[What you should do]: All of the data goes into your copy exactly as written. Images do not.

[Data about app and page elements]
= = = = = = =
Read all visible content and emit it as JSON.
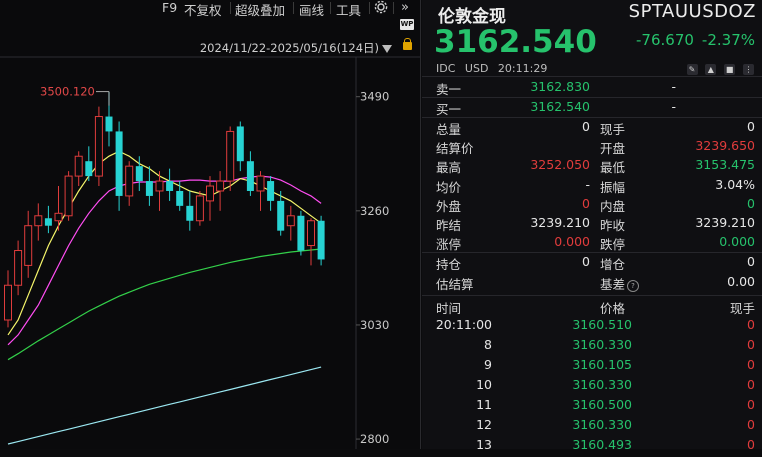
{
  "toolbar": {
    "items": [
      "F9",
      "不复权",
      "超级叠加",
      "画线",
      "工具"
    ],
    "settings_icon": "gear-icon",
    "expand_icon": "double-chevron-right-icon",
    "wp_badge": "WP",
    "date_range": "2024/11/22-2025/05/16(124日)"
  },
  "chart_data": {
    "type": "candlestick",
    "y_ticks": [
      "3490",
      "3260",
      "3030",
      "2800"
    ],
    "y_tick_values": [
      3490,
      3260,
      3030,
      2800
    ],
    "ylim": [
      2780,
      3570
    ],
    "annotation": "3500.120",
    "annotation_value": 3500.12,
    "candles": [
      {
        "o": 3040,
        "h": 3140,
        "l": 3025,
        "c": 3110
      },
      {
        "o": 3110,
        "h": 3200,
        "l": 3090,
        "c": 3180
      },
      {
        "o": 3150,
        "h": 3260,
        "l": 3125,
        "c": 3230
      },
      {
        "o": 3230,
        "h": 3275,
        "l": 3200,
        "c": 3250
      },
      {
        "o": 3245,
        "h": 3270,
        "l": 3215,
        "c": 3230
      },
      {
        "o": 3240,
        "h": 3310,
        "l": 3220,
        "c": 3255
      },
      {
        "o": 3250,
        "h": 3340,
        "l": 3240,
        "c": 3330
      },
      {
        "o": 3330,
        "h": 3380,
        "l": 3310,
        "c": 3370
      },
      {
        "o": 3360,
        "h": 3390,
        "l": 3320,
        "c": 3330
      },
      {
        "o": 3330,
        "h": 3470,
        "l": 3310,
        "c": 3450
      },
      {
        "o": 3450,
        "h": 3500,
        "l": 3390,
        "c": 3420
      },
      {
        "o": 3420,
        "h": 3440,
        "l": 3260,
        "c": 3290
      },
      {
        "o": 3290,
        "h": 3360,
        "l": 3270,
        "c": 3350
      },
      {
        "o": 3350,
        "h": 3370,
        "l": 3300,
        "c": 3320
      },
      {
        "o": 3320,
        "h": 3350,
        "l": 3270,
        "c": 3290
      },
      {
        "o": 3300,
        "h": 3340,
        "l": 3260,
        "c": 3320
      },
      {
        "o": 3320,
        "h": 3345,
        "l": 3280,
        "c": 3300
      },
      {
        "o": 3300,
        "h": 3320,
        "l": 3260,
        "c": 3270
      },
      {
        "o": 3270,
        "h": 3300,
        "l": 3220,
        "c": 3240
      },
      {
        "o": 3240,
        "h": 3300,
        "l": 3230,
        "c": 3290
      },
      {
        "o": 3280,
        "h": 3330,
        "l": 3240,
        "c": 3310
      },
      {
        "o": 3300,
        "h": 3340,
        "l": 3260,
        "c": 3320
      },
      {
        "o": 3320,
        "h": 3430,
        "l": 3300,
        "c": 3420
      },
      {
        "o": 3430,
        "h": 3440,
        "l": 3340,
        "c": 3360
      },
      {
        "o": 3360,
        "h": 3380,
        "l": 3290,
        "c": 3300
      },
      {
        "o": 3300,
        "h": 3340,
        "l": 3260,
        "c": 3330
      },
      {
        "o": 3320,
        "h": 3330,
        "l": 3260,
        "c": 3280
      },
      {
        "o": 3280,
        "h": 3300,
        "l": 3210,
        "c": 3220
      },
      {
        "o": 3230,
        "h": 3270,
        "l": 3200,
        "c": 3250
      },
      {
        "o": 3250,
        "h": 3260,
        "l": 3170,
        "c": 3180
      },
      {
        "o": 3190,
        "h": 3245,
        "l": 3150,
        "c": 3240
      },
      {
        "o": 3240,
        "h": 3250,
        "l": 3150,
        "c": 3162
      }
    ],
    "colors": {
      "up": "#e03c3c",
      "down": "#27d3d3",
      "ma5": "#f5f56a",
      "ma10": "#ff4df2",
      "ma20": "#33d04a",
      "ma60": "#9be8f2"
    },
    "ma5": [
      3010,
      3040,
      3090,
      3140,
      3190,
      3230,
      3265,
      3300,
      3330,
      3355,
      3370,
      3380,
      3370,
      3355,
      3345,
      3330,
      3320,
      3310,
      3300,
      3295,
      3290,
      3300,
      3310,
      3325,
      3320,
      3310,
      3300,
      3290,
      3280,
      3265,
      3250,
      3235
    ],
    "ma10": [
      2990,
      3010,
      3040,
      3070,
      3110,
      3150,
      3190,
      3225,
      3255,
      3280,
      3300,
      3310,
      3315,
      3318,
      3318,
      3318,
      3320,
      3320,
      3322,
      3322,
      3320,
      3320,
      3320,
      3325,
      3328,
      3330,
      3328,
      3322,
      3312,
      3300,
      3290,
      3275
    ],
    "ma20": [
      2960,
      2972,
      2985,
      2998,
      3010,
      3022,
      3034,
      3046,
      3058,
      3068,
      3078,
      3088,
      3096,
      3104,
      3112,
      3118,
      3124,
      3130,
      3136,
      3141,
      3146,
      3151,
      3156,
      3160,
      3164,
      3168,
      3171,
      3174,
      3177,
      3179,
      3181,
      3183
    ],
    "ma60": [
      2790,
      2795,
      2800,
      2805,
      2810,
      2815,
      2820,
      2825,
      2830,
      2835,
      2840,
      2845,
      2850,
      2855,
      2860,
      2865,
      2870,
      2875,
      2880,
      2885,
      2890,
      2895,
      2900,
      2905,
      2910,
      2915,
      2920,
      2925,
      2930,
      2935,
      2940,
      2945
    ]
  },
  "quote": {
    "name": "伦敦金现",
    "code": "SPTAUUSDOZ",
    "price": "3162.540",
    "change": "-76.670",
    "change_pct": "-2.37%",
    "meta": [
      "IDC",
      "USD",
      "20:11:29"
    ],
    "ask_label": "卖一",
    "ask_price": "3162.830",
    "ask_vol": "-",
    "bid_label": "买一",
    "bid_price": "3162.540",
    "bid_vol": "-"
  },
  "stats": [
    {
      "l1": "总量",
      "v1": "0",
      "c1": "",
      "l2": "现手",
      "v2": "0",
      "c2": ""
    },
    {
      "l1": "结算价",
      "v1": "",
      "c1": "",
      "l2": "开盘",
      "v2": "3239.650",
      "c2": "red"
    },
    {
      "l1": "最高",
      "v1": "3252.050",
      "c1": "red",
      "l2": "最低",
      "v2": "3153.475",
      "c2": "green"
    },
    {
      "l1": "均价",
      "v1": "-",
      "c1": "",
      "l2": "振幅",
      "v2": "3.04%",
      "c2": ""
    },
    {
      "l1": "外盘",
      "v1": "0",
      "c1": "red",
      "l2": "内盘",
      "v2": "0",
      "c2": "green"
    },
    {
      "l1": "昨结",
      "v1": "3239.210",
      "c1": "",
      "l2": "昨收",
      "v2": "3239.210",
      "c2": ""
    },
    {
      "l1": "涨停",
      "v1": "0.000",
      "c1": "red",
      "l2": "跌停",
      "v2": "0.000",
      "c2": "green"
    }
  ],
  "stats2": [
    {
      "l1": "持仓",
      "v1": "0",
      "l2": "增仓",
      "v2": "0"
    },
    {
      "l1": "估结算",
      "v1": "",
      "l2": "基差",
      "v2": "0.00"
    }
  ],
  "ticks": {
    "headers": [
      "时间",
      "价格",
      "现手"
    ],
    "rows": [
      {
        "t": "20:11:00",
        "p": "3160.510",
        "v": "0"
      },
      {
        "t": "8",
        "p": "3160.330",
        "v": "0"
      },
      {
        "t": "9",
        "p": "3160.105",
        "v": "0"
      },
      {
        "t": "10",
        "p": "3160.330",
        "v": "0"
      },
      {
        "t": "11",
        "p": "3160.500",
        "v": "0"
      },
      {
        "t": "12",
        "p": "3160.330",
        "v": "0"
      },
      {
        "t": "13",
        "p": "3160.493",
        "v": "0"
      }
    ]
  }
}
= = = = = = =
[Reply to the exercise]:
Read all visible content and emit it as JSON.
{
  "toolbar": {
    "items": [
      "F9",
      "不复权",
      "超级叠加",
      "画线",
      "工具"
    ],
    "settings_icon": "gear-icon",
    "expand_icon": "double-chevron-right-icon",
    "wp_badge": "WP",
    "date_range": "2024/11/22-2025/05/16(124日)"
  },
  "chart_data": {
    "type": "candlestick",
    "y_ticks": [
      "3490",
      "3260",
      "3030",
      "2800"
    ],
    "y_tick_values": [
      3490,
      3260,
      3030,
      2800
    ],
    "ylim": [
      2780,
      3570
    ],
    "annotation": "3500.120",
    "annotation_value": 3500.12,
    "candles": [
      {
        "o": 3040,
        "h": 3140,
        "l": 3025,
        "c": 3110
      },
      {
        "o": 3110,
        "h": 3200,
        "l": 3090,
        "c": 3180
      },
      {
        "o": 3150,
        "h": 3260,
        "l": 3125,
        "c": 3230
      },
      {
        "o": 3230,
        "h": 3275,
        "l": 3200,
        "c": 3250
      },
      {
        "o": 3245,
        "h": 3270,
        "l": 3215,
        "c": 3230
      },
      {
        "o": 3240,
        "h": 3310,
        "l": 3220,
        "c": 3255
      },
      {
        "o": 3250,
        "h": 3340,
        "l": 3240,
        "c": 3330
      },
      {
        "o": 3330,
        "h": 3380,
        "l": 3310,
        "c": 3370
      },
      {
        "o": 3360,
        "h": 3390,
        "l": 3320,
        "c": 3330
      },
      {
        "o": 3330,
        "h": 3470,
        "l": 3310,
        "c": 3450
      },
      {
        "o": 3450,
        "h": 3500,
        "l": 3390,
        "c": 3420
      },
      {
        "o": 3420,
        "h": 3440,
        "l": 3260,
        "c": 3290
      },
      {
        "o": 3290,
        "h": 3360,
        "l": 3270,
        "c": 3350
      },
      {
        "o": 3350,
        "h": 3370,
        "l": 3300,
        "c": 3320
      },
      {
        "o": 3320,
        "h": 3350,
        "l": 3270,
        "c": 3290
      },
      {
        "o": 3300,
        "h": 3340,
        "l": 3260,
        "c": 3320
      },
      {
        "o": 3320,
        "h": 3345,
        "l": 3280,
        "c": 3300
      },
      {
        "o": 3300,
        "h": 3320,
        "l": 3260,
        "c": 3270
      },
      {
        "o": 3270,
        "h": 3300,
        "l": 3220,
        "c": 3240
      },
      {
        "o": 3240,
        "h": 3300,
        "l": 3230,
        "c": 3290
      },
      {
        "o": 3280,
        "h": 3330,
        "l": 3240,
        "c": 3310
      },
      {
        "o": 3300,
        "h": 3340,
        "l": 3260,
        "c": 3320
      },
      {
        "o": 3320,
        "h": 3430,
        "l": 3300,
        "c": 3420
      },
      {
        "o": 3430,
        "h": 3440,
        "l": 3340,
        "c": 3360
      },
      {
        "o": 3360,
        "h": 3380,
        "l": 3290,
        "c": 3300
      },
      {
        "o": 3300,
        "h": 3340,
        "l": 3260,
        "c": 3330
      },
      {
        "o": 3320,
        "h": 3330,
        "l": 3260,
        "c": 3280
      },
      {
        "o": 3280,
        "h": 3300,
        "l": 3210,
        "c": 3220
      },
      {
        "o": 3230,
        "h": 3270,
        "l": 3200,
        "c": 3250
      },
      {
        "o": 3250,
        "h": 3260,
        "l": 3170,
        "c": 3180
      },
      {
        "o": 3190,
        "h": 3245,
        "l": 3150,
        "c": 3240
      },
      {
        "o": 3240,
        "h": 3250,
        "l": 3150,
        "c": 3162
      }
    ],
    "colors": {
      "up": "#e03c3c",
      "down": "#27d3d3",
      "ma5": "#f5f56a",
      "ma10": "#ff4df2",
      "ma20": "#33d04a",
      "ma60": "#9be8f2"
    },
    "ma5": [
      3010,
      3040,
      3090,
      3140,
      3190,
      3230,
      3265,
      3300,
      3330,
      3355,
      3370,
      3380,
      3370,
      3355,
      3345,
      3330,
      3320,
      3310,
      3300,
      3295,
      3290,
      3300,
      3310,
      3325,
      3320,
      3310,
      3300,
      3290,
      3280,
      3265,
      3250,
      3235
    ],
    "ma10": [
      2990,
      3010,
      3040,
      3070,
      3110,
      3150,
      3190,
      3225,
      3255,
      3280,
      3300,
      3310,
      3315,
      3318,
      3318,
      3318,
      3320,
      3320,
      3322,
      3322,
      3320,
      3320,
      3320,
      3325,
      3328,
      3330,
      3328,
      3322,
      3312,
      3300,
      3290,
      3275
    ],
    "ma20": [
      2960,
      2972,
      2985,
      2998,
      3010,
      3022,
      3034,
      3046,
      3058,
      3068,
      3078,
      3088,
      3096,
      3104,
      3112,
      3118,
      3124,
      3130,
      3136,
      3141,
      3146,
      3151,
      3156,
      3160,
      3164,
      3168,
      3171,
      3174,
      3177,
      3179,
      3181,
      3183
    ],
    "ma60": [
      2790,
      2795,
      2800,
      2805,
      2810,
      2815,
      2820,
      2825,
      2830,
      2835,
      2840,
      2845,
      2850,
      2855,
      2860,
      2865,
      2870,
      2875,
      2880,
      2885,
      2890,
      2895,
      2900,
      2905,
      2910,
      2915,
      2920,
      2925,
      2930,
      2935,
      2940,
      2945
    ]
  },
  "quote": {
    "name": "伦敦金现",
    "code": "SPTAUUSDOZ",
    "price": "3162.540",
    "change": "-76.670",
    "change_pct": "-2.37%",
    "meta": [
      "IDC",
      "USD",
      "20:11:29"
    ],
    "ask_label": "卖一",
    "ask_price": "3162.830",
    "ask_vol": "-",
    "bid_label": "买一",
    "bid_price": "3162.540",
    "bid_vol": "-"
  },
  "stats": [
    {
      "l1": "总量",
      "v1": "0",
      "c1": "",
      "l2": "现手",
      "v2": "0",
      "c2": ""
    },
    {
      "l1": "结算价",
      "v1": "",
      "c1": "",
      "l2": "开盘",
      "v2": "3239.650",
      "c2": "red"
    },
    {
      "l1": "最高",
      "v1": "3252.050",
      "c1": "red",
      "l2": "最低",
      "v2": "3153.475",
      "c2": "green"
    },
    {
      "l1": "均价",
      "v1": "-",
      "c1": "",
      "l2": "振幅",
      "v2": "3.04%",
      "c2": ""
    },
    {
      "l1": "外盘",
      "v1": "0",
      "c1": "red",
      "l2": "内盘",
      "v2": "0",
      "c2": "green"
    },
    {
      "l1": "昨结",
      "v1": "3239.210",
      "c1": "",
      "l2": "昨收",
      "v2": "3239.210",
      "c2": ""
    },
    {
      "l1": "涨停",
      "v1": "0.000",
      "c1": "red",
      "l2": "跌停",
      "v2": "0.000",
      "c2": "green"
    }
  ],
  "stats2": [
    {
      "l1": "持仓",
      "v1": "0",
      "l2": "增仓",
      "v2": "0"
    },
    {
      "l1": "估结算",
      "v1": "",
      "l2": "基差",
      "v2": "0.00"
    }
  ],
  "ticks": {
    "headers": [
      "时间",
      "价格",
      "现手"
    ],
    "rows": [
      {
        "t": "20:11:00",
        "p": "3160.510",
        "v": "0"
      },
      {
        "t": "8",
        "p": "3160.330",
        "v": "0"
      },
      {
        "t": "9",
        "p": "3160.105",
        "v": "0"
      },
      {
        "t": "10",
        "p": "3160.330",
        "v": "0"
      },
      {
        "t": "11",
        "p": "3160.500",
        "v": "0"
      },
      {
        "t": "12",
        "p": "3160.330",
        "v": "0"
      },
      {
        "t": "13",
        "p": "3160.493",
        "v": "0"
      }
    ]
  }
}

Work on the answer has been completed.